Then I was introduced to the Cannabidiol (CBD for short) the medicinal, non-psychoactive part of the Cannabis plant, and it changed things for me almost instantly. This change helped me learn new coping mechanisms, which in turn have helped me process things differently and more positively. I have felt so inspired by this change – and of course the new legalities around Cannabis coming to Canada — that I have made it a goal of mine to help spread the word.
If you were to highlight some key moments throughout your career in PR, what would they be?
As Herscu & Goldsilver, winning our first big account (League) from one of the biggest agencies in the world (Edelman); doing my first keynote talk; being nominated for a Notable Award.
When is someone ready to hire a PR agency?
Ah – this is always one of my favourite questions.

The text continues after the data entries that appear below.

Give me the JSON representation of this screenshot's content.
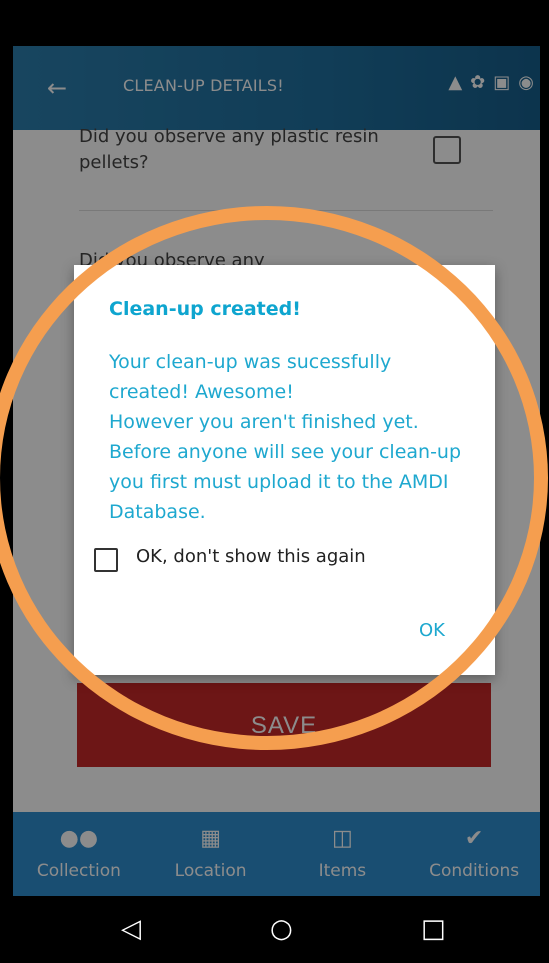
{
  "app": {
    "title": "CLEAN-UP DETAILS!",
    "back_icon": "arrow-left-icon",
    "logo_icons": [
      "map-icon",
      "turtle-icon",
      "trash-icon",
      "globe-icon"
    ]
  },
  "form": {
    "question_1": "Did you observe any plastic resin pellets?",
    "question_2": "Did you observe any",
    "save_label": "SAVE"
  },
  "dialog": {
    "title": "Clean-up created!",
    "message": "Your clean-up was sucessfully created! Awesome!\nHowever you aren't finished yet. Before anyone will see your clean-up you first must upload it to the AMDI Database.",
    "checkbox_label": "OK, don't show this again",
    "ok_label": "OK"
  },
  "bottom_nav": {
    "items": [
      {
        "label": "Collection",
        "icon": "people-icon"
      },
      {
        "label": "Location",
        "icon": "map-icon"
      },
      {
        "label": "Items",
        "icon": "clipboard-icon"
      },
      {
        "label": "Conditions",
        "icon": "check-circle-icon"
      }
    ],
    "active": "Conditions"
  },
  "colors": {
    "appbar": "#2c7fae",
    "dialog_text": "#1ea8cf",
    "save_button": "#c62828",
    "bottom_nav": "#2e8fd0",
    "highlight_ring": "#f59e4f"
  }
}
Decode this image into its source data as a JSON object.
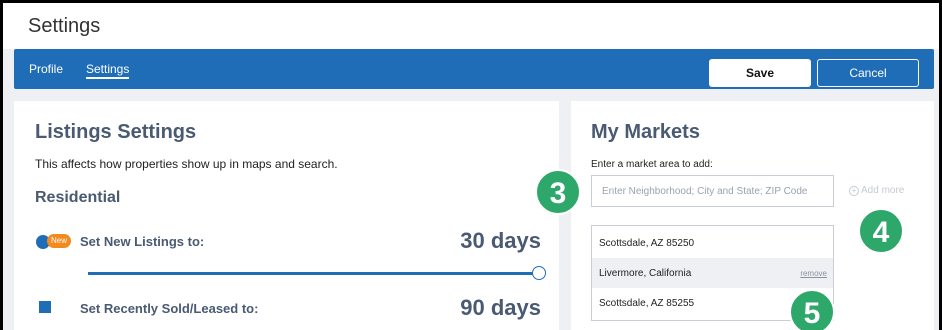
{
  "window": {
    "title": "Settings"
  },
  "nav": {
    "tabs": [
      {
        "label": "Profile"
      },
      {
        "label": "Settings"
      }
    ],
    "save_label": "Save",
    "cancel_label": "Cancel"
  },
  "listings": {
    "title": "Listings Settings",
    "description": "This affects how properties show up in maps and search.",
    "section": "Residential",
    "new_listings": {
      "badge": "New",
      "label": "Set New Listings to:",
      "value": "30 days",
      "slider_fraction": 1.0
    },
    "recently_sold": {
      "label": "Set Recently Sold/Leased to:",
      "value": "90 days"
    }
  },
  "markets": {
    "title": "My Markets",
    "input_label": "Enter a market area to add:",
    "input_placeholder": "Enter Neighborhood; City and State; ZIP Code",
    "add_more_label": "Add more",
    "items": [
      {
        "name": "Scottsdale, AZ 85250"
      },
      {
        "name": "Livermore, California",
        "remove_label": "remove"
      },
      {
        "name": "Scottsdale, AZ 85255"
      }
    ]
  },
  "steps": {
    "three": "3",
    "four": "4",
    "five": "5"
  },
  "colors": {
    "brand_blue": "#1f6db7",
    "step_green": "#2ea86a",
    "badge_orange": "#f28a1d"
  }
}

You’re ready when you want new people and/or businesses to know about you. The biggest hurdle with PR is measuring ROI; especially for those who are using it for the first time. It’s not a cheap endeavor, but it is one that should be a business priority for anyone looking to gain awareness about their brand/product/service.
You aren’t ready if either of the following apply:
#1 – You don’t have the money to pay for it. And I mean this in a few different ways. First — you get what you pay for. I won’t take a client who doesn’t have the bandwidth to make this financial commitment. Secondly — if this money is coming from another budget (for example, production), and is being used to create awareness before being ready for mass attention. Which brings me to ….
#2 – Your brand/product isn’t cemented. PR brings attention to you. If you aren’t sure where you want to take a product or company, then generating awareness first won’t do you any good.
What’s your secret to attracting new clients?
Being honest and not stroking egos just to win; also being realistic about results and what clients can expect. I am very comfortable saying no/walking business because I don’t see the angle or don’t think I could show a solid enough ROI on the spend. I am a tenacious hustler who tries to do good by everyone.
Craziest PR Story, GO!
When my old business partner and I first met, she brought in me on a project, PinchVR, to give a hand with amplifying their press. I met the client at 4pm on a Tuesday and was so blown away by what I saw, that I turned around a media tour for Toronto and New York City in about four hours. Things moved so quickly that I flew into NYC with the client that same night. The following day, from 8am-6pm, we hosted journalist from WIRED, Wall Street Journal, TechCrunch. Engadget, etc.
Tell us a secret. Don’t worry we won’t tell.
Most people don’t know that I am a very, very good dancer; Hip-hop, salsa, and freestyle. I’ve gone to classes, but have never danced competitively because I don’t want to ever be judged on something I consider a hobby. I assure you, a circle will form around me at the awards ceremony. I am also an avid sneaker collector; I dare you to ask me about my favourites!